Output the full listing below exactly, without the pictures.

### DATA FOR THIS TASK
━━━━━━━━━━━━━━━━━━━━
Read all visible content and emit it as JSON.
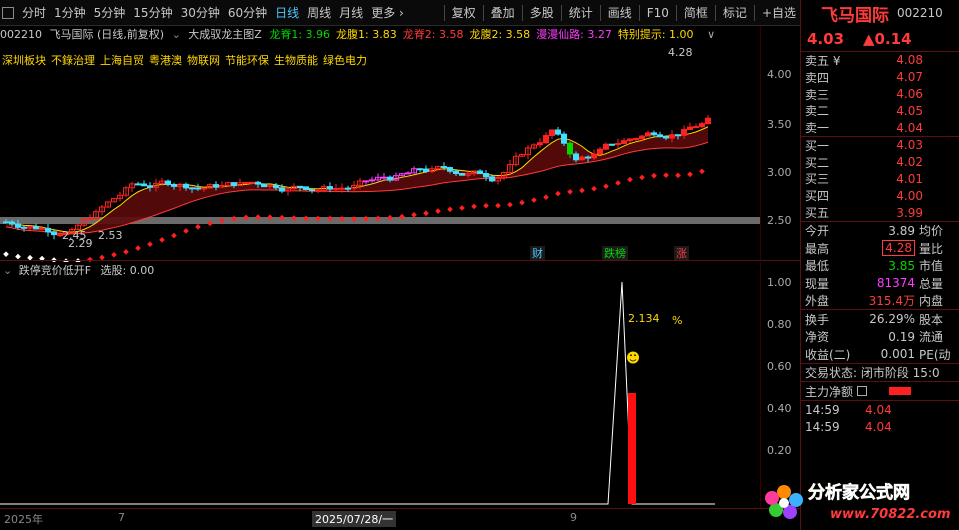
{
  "toolbar": {
    "left": [
      "分时",
      "1分钟",
      "5分钟",
      "15分钟",
      "30分钟",
      "60分钟",
      "日线",
      "周线",
      "月线",
      "更多 ›"
    ],
    "active_index": 6,
    "right": [
      "复权",
      "叠加",
      "多股",
      "统计",
      "画线",
      "F10",
      "简框",
      "标记",
      "+自选"
    ]
  },
  "main_header": {
    "code": "002210",
    "name": "飞马国际 (日线,前复权)",
    "indicator": "大成驭龙主图Z",
    "items": [
      {
        "label": "龙脊1: 3.96",
        "color": "#00d800"
      },
      {
        "label": "龙腹1: 3.83",
        "color": "#ffd800"
      },
      {
        "label": "龙脊2: 3.58",
        "color": "#ff3b3b"
      },
      {
        "label": "龙腹2: 3.58",
        "color": "#ffd800"
      },
      {
        "label": "漫漫仙路: 3.27",
        "color": "#ff3bff"
      },
      {
        "label": "特别提示: 1.00",
        "color": "#ffd800"
      }
    ]
  },
  "concepts": [
    "深圳板块",
    "不錄治理",
    "上海自贸",
    "粤港澳",
    "物联网",
    "节能环保",
    "生物质能",
    "绿色电力"
  ],
  "main_chart": {
    "y_ticks": [
      "4.00",
      "3.50",
      "3.00",
      "2.50"
    ],
    "annotations": {
      "high": "4.28",
      "low1": "2.45",
      "low2": "2.29",
      "low3": "2.53"
    },
    "markers": [
      {
        "label": "财",
        "color": "#4ec9ff"
      },
      {
        "label": "跌榜",
        "color": "#00d800"
      },
      {
        "label": "涨",
        "color": "#ff3b3b"
      }
    ]
  },
  "indicator": {
    "name": "跌停竞价低开F",
    "select_label": "选股: 0.00",
    "value_label": "2.134",
    "unit": "%",
    "y_ticks": [
      "1.00",
      "0.80",
      "0.60",
      "0.40",
      "0.20"
    ]
  },
  "date_axis": {
    "labels": [
      "2025年",
      "7",
      "2025/07/28/一",
      "9"
    ]
  },
  "quote": {
    "name": "飞马国际",
    "code": "002210",
    "price": "4.03",
    "change": "▲0.14",
    "asks": [
      {
        "label": "卖五 ¥",
        "price": "4.08"
      },
      {
        "label": "卖四",
        "price": "4.07"
      },
      {
        "label": "卖三",
        "price": "4.06"
      },
      {
        "label": "卖二",
        "price": "4.05"
      },
      {
        "label": "卖一",
        "price": "4.04"
      }
    ],
    "bids": [
      {
        "label": "买一",
        "price": "4.03"
      },
      {
        "label": "买二",
        "price": "4.02"
      },
      {
        "label": "买三",
        "price": "4.01"
      },
      {
        "label": "买四",
        "price": "4.00"
      },
      {
        "label": "买五",
        "price": "3.99"
      }
    ],
    "stats": [
      {
        "label": "今开",
        "value": "3.89",
        "label2": "均价",
        "color": "#c8c8c8"
      },
      {
        "label": "最高",
        "value": "4.28",
        "label2": "量比",
        "color": "#ff3b3b"
      },
      {
        "label": "最低",
        "value": "3.85",
        "label2": "市值",
        "color": "#00d800"
      },
      {
        "label": "现量",
        "value": "81374",
        "label2": "总量",
        "color": "#ff3bff"
      },
      {
        "label": "外盘",
        "value": "315.4万",
        "label2": "内盘",
        "color": "#ff3b3b"
      }
    ],
    "stats2": [
      {
        "label": "换手",
        "value": "26.29%",
        "label2": "股本"
      },
      {
        "label": "净资",
        "value": "0.19",
        "label2": "流通"
      },
      {
        "label": "收益(二)",
        "value": "0.001",
        "label2": "PE(动"
      }
    ],
    "status_label": "交易状态: 闭市阶段 15:0",
    "flow_label": "主力净额",
    "ticks": [
      {
        "time": "14:59",
        "price": "4.04"
      },
      {
        "time": "14:59",
        "price": "4.04"
      }
    ]
  },
  "watermark": {
    "text": "分析家公式网",
    "url": "www.70822.com"
  }
}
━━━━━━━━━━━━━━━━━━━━
### ANSWER SPACE
Read all visible content and emit it as JSON.
{
  "toolbar": {
    "left": [
      "分时",
      "1分钟",
      "5分钟",
      "15分钟",
      "30分钟",
      "60分钟",
      "日线",
      "周线",
      "月线",
      "更多 ›"
    ],
    "active_index": 6,
    "right": [
      "复权",
      "叠加",
      "多股",
      "统计",
      "画线",
      "F10",
      "简框",
      "标记",
      "+自选"
    ]
  },
  "main_header": {
    "code": "002210",
    "name": "飞马国际 (日线,前复权)",
    "indicator": "大成驭龙主图Z",
    "items": [
      {
        "label": "龙脊1: 3.96",
        "color": "#00d800"
      },
      {
        "label": "龙腹1: 3.83",
        "color": "#ffd800"
      },
      {
        "label": "龙脊2: 3.58",
        "color": "#ff3b3b"
      },
      {
        "label": "龙腹2: 3.58",
        "color": "#ffd800"
      },
      {
        "label": "漫漫仙路: 3.27",
        "color": "#ff3bff"
      },
      {
        "label": "特别提示: 1.00",
        "color": "#ffd800"
      }
    ]
  },
  "concepts": [
    "深圳板块",
    "不錄治理",
    "上海自贸",
    "粤港澳",
    "物联网",
    "节能环保",
    "生物质能",
    "绿色电力"
  ],
  "main_chart": {
    "y_ticks": [
      "4.00",
      "3.50",
      "3.00",
      "2.50"
    ],
    "annotations": {
      "high": "4.28",
      "low1": "2.45",
      "low2": "2.29",
      "low3": "2.53"
    },
    "markers": [
      {
        "label": "财",
        "color": "#4ec9ff"
      },
      {
        "label": "跌榜",
        "color": "#00d800"
      },
      {
        "label": "涨",
        "color": "#ff3b3b"
      }
    ]
  },
  "indicator": {
    "name": "跌停竞价低开F",
    "select_label": "选股: 0.00",
    "value_label": "2.134",
    "unit": "%",
    "y_ticks": [
      "1.00",
      "0.80",
      "0.60",
      "0.40",
      "0.20"
    ]
  },
  "date_axis": {
    "labels": [
      "2025年",
      "7",
      "2025/07/28/一",
      "9"
    ]
  },
  "quote": {
    "name": "飞马国际",
    "code": "002210",
    "price": "4.03",
    "change": "▲0.14",
    "asks": [
      {
        "label": "卖五 ¥",
        "price": "4.08"
      },
      {
        "label": "卖四",
        "price": "4.07"
      },
      {
        "label": "卖三",
        "price": "4.06"
      },
      {
        "label": "卖二",
        "price": "4.05"
      },
      {
        "label": "卖一",
        "price": "4.04"
      }
    ],
    "bids": [
      {
        "label": "买一",
        "price": "4.03"
      },
      {
        "label": "买二",
        "price": "4.02"
      },
      {
        "label": "买三",
        "price": "4.01"
      },
      {
        "label": "买四",
        "price": "4.00"
      },
      {
        "label": "买五",
        "price": "3.99"
      }
    ],
    "stats": [
      {
        "label": "今开",
        "value": "3.89",
        "label2": "均价",
        "color": "#c8c8c8"
      },
      {
        "label": "最高",
        "value": "4.28",
        "label2": "量比",
        "color": "#ff3b3b"
      },
      {
        "label": "最低",
        "value": "3.85",
        "label2": "市值",
        "color": "#00d800"
      },
      {
        "label": "现量",
        "value": "81374",
        "label2": "总量",
        "color": "#ff3bff"
      },
      {
        "label": "外盘",
        "value": "315.4万",
        "label2": "内盘",
        "color": "#ff3b3b"
      }
    ],
    "stats2": [
      {
        "label": "换手",
        "value": "26.29%",
        "label2": "股本"
      },
      {
        "label": "净资",
        "value": "0.19",
        "label2": "流通"
      },
      {
        "label": "收益(二)",
        "value": "0.001",
        "label2": "PE(动"
      }
    ],
    "status_label": "交易状态: 闭市阶段 15:0",
    "flow_label": "主力净额",
    "ticks": [
      {
        "time": "14:59",
        "price": "4.04"
      },
      {
        "time": "14:59",
        "price": "4.04"
      }
    ]
  },
  "watermark": {
    "text": "分析家公式网",
    "url": "www.70822.com"
  }
}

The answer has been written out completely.